"Artillery," Colonel Lavoie reflected, "if it makes up its mind, will set itself up so that it can defend itself from enemy infantry actions." Plainly he and the 92d had so determined. When the Battalion marched in accordance with original orders, it left 179 dead Chinese in and around the Red Devil perimeter which they had defended with such stanch valor.
Because Colonel Lavoie had insisted in training that the 92d habitually fire from a defensive perimeter, its occupation and organization of position on 23 April went smoothly. It was not a new maneuver it was SOP.
The Chinese offensive was failing. By the dark of 30 April, the CCF, exhausted, turned and crept north again. This time, the CCF had met the tiger.
There was little action once the truce talks started in mid- 1951. Occasionally rounds were received in various batteries sometimes with a few casualties. Most of the casualties occurred during June and July 1953, shortly before the truce was signed. In mid-June, while the 92d was giving artillery support for troops fighting for Outpost Harry, an especially heavy counter battery barrage was received in the batteries, especially in Able. The action resulted in two men killed in action and 17 wounded.

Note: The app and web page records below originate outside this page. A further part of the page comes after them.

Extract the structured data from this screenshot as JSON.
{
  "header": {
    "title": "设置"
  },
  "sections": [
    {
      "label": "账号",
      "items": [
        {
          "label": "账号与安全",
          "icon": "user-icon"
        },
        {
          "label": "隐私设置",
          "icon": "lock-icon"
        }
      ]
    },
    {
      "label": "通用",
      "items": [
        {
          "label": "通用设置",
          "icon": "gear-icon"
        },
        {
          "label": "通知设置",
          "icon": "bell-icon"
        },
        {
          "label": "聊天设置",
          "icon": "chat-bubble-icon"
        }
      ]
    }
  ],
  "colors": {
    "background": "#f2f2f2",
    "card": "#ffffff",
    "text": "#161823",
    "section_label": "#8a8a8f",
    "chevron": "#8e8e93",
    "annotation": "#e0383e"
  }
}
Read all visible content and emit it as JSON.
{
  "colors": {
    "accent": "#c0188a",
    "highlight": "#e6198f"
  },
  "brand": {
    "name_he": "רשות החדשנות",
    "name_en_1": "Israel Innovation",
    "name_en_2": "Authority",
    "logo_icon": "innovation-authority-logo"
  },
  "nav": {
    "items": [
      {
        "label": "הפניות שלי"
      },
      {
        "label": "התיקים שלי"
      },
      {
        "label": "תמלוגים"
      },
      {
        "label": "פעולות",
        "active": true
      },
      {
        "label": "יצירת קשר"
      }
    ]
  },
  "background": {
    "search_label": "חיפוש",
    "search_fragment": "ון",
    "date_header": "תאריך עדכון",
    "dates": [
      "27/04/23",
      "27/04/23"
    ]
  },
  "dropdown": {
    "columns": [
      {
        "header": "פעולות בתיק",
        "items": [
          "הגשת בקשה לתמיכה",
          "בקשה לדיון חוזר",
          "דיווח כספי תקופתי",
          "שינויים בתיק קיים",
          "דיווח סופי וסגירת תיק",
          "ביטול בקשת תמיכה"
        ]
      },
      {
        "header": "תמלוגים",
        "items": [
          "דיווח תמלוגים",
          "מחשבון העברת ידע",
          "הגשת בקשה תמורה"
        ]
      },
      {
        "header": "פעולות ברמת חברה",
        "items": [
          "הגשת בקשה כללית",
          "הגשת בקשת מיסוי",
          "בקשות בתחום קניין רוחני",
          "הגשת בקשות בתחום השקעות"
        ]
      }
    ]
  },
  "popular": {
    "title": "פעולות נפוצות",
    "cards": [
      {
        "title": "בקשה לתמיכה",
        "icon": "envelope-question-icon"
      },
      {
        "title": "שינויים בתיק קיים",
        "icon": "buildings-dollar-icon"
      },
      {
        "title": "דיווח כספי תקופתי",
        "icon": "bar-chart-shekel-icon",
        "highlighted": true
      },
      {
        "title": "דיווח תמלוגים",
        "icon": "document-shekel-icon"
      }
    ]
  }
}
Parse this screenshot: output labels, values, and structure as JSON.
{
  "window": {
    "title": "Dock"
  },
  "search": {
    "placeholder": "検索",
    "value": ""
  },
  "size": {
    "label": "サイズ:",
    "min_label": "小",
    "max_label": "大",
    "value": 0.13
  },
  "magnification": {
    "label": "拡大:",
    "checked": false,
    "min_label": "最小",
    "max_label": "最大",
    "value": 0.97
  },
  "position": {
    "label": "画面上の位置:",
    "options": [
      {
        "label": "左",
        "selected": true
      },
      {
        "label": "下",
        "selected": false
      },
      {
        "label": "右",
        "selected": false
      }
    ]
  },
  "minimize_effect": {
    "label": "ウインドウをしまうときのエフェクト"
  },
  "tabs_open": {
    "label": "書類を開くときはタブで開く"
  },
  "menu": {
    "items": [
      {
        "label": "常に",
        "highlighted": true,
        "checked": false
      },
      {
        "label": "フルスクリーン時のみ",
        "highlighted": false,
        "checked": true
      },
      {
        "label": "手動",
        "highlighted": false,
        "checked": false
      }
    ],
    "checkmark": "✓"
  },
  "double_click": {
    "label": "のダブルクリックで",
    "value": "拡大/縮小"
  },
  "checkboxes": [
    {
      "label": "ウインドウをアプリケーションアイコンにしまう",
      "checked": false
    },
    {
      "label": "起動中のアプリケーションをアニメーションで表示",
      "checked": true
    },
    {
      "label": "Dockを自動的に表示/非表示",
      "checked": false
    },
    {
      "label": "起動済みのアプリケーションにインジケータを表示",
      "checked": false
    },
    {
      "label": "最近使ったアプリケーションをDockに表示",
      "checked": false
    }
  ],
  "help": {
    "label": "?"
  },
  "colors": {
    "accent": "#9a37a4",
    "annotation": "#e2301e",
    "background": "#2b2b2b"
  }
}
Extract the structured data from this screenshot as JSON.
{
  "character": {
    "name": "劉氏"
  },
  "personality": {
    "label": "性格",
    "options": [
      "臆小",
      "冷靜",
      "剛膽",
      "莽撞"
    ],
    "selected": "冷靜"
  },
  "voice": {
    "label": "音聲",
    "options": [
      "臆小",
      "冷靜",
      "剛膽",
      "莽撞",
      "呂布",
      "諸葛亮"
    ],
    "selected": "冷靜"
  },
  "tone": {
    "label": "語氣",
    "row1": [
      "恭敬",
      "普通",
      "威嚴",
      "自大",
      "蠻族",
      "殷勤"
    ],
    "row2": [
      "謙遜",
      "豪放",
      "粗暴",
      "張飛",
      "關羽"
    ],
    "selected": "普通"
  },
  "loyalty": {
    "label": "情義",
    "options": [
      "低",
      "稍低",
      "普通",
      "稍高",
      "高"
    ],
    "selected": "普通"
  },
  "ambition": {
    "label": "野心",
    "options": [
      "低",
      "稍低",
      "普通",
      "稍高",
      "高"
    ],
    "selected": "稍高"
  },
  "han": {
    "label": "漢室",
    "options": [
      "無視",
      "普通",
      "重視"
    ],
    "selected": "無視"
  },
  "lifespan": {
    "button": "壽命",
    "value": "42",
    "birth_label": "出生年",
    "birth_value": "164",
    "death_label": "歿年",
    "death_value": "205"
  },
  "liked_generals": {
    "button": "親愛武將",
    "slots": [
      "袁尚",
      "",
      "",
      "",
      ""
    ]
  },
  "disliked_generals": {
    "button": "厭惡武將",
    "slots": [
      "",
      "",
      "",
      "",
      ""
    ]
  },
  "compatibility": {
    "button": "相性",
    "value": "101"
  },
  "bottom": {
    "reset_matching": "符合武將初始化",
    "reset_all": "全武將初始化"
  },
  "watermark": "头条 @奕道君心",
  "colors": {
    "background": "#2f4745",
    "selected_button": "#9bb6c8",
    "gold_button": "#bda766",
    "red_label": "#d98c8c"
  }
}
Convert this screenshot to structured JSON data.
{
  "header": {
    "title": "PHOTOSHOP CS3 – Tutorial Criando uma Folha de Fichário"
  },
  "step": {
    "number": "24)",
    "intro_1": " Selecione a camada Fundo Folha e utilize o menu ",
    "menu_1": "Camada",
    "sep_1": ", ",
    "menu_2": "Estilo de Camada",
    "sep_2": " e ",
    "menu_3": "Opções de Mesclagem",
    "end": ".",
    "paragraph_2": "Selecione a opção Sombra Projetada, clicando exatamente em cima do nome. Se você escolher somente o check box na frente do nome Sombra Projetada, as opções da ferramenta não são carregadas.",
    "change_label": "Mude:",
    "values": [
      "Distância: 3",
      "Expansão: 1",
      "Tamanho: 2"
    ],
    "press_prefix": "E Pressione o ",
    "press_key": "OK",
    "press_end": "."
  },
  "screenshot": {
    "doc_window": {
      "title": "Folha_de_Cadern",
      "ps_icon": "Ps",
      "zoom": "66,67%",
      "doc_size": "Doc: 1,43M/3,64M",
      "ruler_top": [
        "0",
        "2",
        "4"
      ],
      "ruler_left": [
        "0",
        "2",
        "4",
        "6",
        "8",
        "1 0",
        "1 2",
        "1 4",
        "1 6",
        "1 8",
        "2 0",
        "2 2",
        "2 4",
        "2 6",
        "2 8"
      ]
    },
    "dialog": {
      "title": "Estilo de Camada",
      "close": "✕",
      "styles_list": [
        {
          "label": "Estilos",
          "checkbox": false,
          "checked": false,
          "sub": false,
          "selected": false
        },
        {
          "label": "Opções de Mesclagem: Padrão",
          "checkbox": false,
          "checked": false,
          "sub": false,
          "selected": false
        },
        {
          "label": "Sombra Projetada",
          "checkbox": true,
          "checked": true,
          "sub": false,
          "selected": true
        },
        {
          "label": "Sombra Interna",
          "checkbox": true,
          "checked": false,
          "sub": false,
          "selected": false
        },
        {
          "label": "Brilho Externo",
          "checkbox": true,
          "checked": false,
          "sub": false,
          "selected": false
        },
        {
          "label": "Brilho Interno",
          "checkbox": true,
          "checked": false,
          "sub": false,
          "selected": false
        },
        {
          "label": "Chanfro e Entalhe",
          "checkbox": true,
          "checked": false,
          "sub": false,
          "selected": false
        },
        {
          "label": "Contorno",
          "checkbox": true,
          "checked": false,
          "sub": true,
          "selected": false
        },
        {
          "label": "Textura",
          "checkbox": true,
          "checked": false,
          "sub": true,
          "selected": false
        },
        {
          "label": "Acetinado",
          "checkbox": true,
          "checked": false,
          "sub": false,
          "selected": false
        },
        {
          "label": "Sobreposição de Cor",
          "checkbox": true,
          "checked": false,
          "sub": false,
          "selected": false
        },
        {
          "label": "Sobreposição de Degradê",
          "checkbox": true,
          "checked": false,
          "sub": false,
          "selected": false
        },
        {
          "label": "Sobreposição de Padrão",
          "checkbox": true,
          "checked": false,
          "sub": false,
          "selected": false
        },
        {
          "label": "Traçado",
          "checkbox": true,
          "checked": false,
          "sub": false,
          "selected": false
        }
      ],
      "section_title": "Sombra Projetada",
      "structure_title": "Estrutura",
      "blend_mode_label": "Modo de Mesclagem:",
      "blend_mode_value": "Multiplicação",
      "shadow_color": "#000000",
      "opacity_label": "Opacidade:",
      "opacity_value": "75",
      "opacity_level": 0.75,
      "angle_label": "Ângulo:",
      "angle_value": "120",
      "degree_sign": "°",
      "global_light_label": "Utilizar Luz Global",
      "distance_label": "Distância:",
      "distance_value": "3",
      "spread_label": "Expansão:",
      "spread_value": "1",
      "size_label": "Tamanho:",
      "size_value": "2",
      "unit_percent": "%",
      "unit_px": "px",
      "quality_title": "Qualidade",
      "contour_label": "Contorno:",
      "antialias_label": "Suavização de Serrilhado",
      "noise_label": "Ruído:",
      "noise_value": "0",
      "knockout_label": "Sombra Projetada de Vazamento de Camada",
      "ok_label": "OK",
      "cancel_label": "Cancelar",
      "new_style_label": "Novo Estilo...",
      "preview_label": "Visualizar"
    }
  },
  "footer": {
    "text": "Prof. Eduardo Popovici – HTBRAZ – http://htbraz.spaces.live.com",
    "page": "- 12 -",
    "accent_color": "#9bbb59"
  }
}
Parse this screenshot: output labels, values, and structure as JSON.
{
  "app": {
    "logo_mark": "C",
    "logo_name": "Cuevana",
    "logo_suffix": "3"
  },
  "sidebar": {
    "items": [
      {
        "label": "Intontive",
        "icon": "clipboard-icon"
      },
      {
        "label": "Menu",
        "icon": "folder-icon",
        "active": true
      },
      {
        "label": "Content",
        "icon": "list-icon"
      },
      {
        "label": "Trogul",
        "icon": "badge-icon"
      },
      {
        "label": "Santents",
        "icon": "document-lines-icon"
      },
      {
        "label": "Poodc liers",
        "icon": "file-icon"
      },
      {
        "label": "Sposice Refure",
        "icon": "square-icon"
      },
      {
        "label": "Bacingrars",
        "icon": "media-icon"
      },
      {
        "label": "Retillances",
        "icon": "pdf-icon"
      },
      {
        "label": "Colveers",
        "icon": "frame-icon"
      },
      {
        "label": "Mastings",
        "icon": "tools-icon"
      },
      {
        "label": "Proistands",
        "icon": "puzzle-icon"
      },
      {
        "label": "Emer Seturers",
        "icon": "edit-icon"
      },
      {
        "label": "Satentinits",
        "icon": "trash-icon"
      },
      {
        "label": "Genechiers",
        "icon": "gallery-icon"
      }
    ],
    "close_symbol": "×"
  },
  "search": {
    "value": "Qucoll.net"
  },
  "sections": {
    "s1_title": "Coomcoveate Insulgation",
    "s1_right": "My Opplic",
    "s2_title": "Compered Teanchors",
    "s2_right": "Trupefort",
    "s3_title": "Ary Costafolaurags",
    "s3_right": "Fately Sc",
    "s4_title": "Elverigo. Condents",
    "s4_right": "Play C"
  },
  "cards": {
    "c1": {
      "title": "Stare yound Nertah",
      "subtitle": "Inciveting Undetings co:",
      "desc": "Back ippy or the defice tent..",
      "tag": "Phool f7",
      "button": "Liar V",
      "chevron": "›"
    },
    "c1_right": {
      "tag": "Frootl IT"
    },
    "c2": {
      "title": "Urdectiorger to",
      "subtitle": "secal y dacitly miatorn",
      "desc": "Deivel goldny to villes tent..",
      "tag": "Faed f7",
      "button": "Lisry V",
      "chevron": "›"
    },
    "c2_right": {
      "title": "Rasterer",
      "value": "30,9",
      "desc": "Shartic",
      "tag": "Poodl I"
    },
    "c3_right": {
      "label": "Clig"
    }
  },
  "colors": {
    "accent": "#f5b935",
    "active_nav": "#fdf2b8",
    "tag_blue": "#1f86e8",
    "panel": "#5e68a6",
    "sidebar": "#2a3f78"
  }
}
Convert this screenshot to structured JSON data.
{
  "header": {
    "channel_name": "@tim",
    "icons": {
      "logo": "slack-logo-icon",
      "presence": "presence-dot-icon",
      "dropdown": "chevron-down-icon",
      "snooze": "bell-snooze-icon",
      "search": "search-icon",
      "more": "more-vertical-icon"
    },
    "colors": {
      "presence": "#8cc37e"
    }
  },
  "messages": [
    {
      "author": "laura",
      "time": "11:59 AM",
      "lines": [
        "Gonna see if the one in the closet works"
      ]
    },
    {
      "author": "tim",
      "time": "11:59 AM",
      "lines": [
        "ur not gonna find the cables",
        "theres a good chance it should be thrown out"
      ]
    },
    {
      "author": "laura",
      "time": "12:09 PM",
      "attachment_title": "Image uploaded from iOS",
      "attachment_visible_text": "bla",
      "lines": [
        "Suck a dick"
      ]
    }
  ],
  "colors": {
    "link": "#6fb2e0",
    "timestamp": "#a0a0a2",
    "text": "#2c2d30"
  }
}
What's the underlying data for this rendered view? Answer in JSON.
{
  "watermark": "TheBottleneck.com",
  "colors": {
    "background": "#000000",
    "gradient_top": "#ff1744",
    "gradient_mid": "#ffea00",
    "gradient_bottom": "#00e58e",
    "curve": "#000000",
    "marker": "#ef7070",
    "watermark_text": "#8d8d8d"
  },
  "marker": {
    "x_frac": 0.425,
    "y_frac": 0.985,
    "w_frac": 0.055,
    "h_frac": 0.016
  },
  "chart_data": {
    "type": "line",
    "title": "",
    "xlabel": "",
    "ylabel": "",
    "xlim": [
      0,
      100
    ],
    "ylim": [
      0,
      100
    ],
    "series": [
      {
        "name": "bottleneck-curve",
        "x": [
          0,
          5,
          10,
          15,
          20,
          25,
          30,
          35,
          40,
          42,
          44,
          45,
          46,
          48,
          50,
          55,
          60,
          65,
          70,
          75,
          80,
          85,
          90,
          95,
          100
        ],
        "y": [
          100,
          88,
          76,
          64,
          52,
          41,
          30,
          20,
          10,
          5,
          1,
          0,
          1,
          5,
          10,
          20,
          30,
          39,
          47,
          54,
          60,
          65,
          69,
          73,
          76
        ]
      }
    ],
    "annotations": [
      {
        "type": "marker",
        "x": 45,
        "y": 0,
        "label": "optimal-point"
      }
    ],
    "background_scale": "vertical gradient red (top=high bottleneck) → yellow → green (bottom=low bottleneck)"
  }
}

In mid-July, the Communist Chinese Forces launched their last big offensive before the truce. The attack, which consisted of ten enemy divisions, was the largest offensive in two years. The firing batteries of the Battalion, after withstanding terrific artillery, rocket and mortar fire on the evening of 13 July, were taken under fire by swarms of advancing Chinese. When ordered to withdraw, Baker and Charlie Batteries had to fight their way out to save their equipment and personnel. The batteries were soon in a new position pouring shells back on Chinese forces. The advance was stopped 36 hours after it began. During this action, an officer and two enlisted men were killed, 27 were wounded, and eight men were missing in action. Most of the men missing in action were later returned in Operation Big Switch after the truce. Also, four howitzers were lost, two half-tracks and two jeeps. That losses of men and equipment were not heavier is a tribute to the fighting spirit of the Red Devils.
27 July 1953 the truce was signed and the guns were silenced.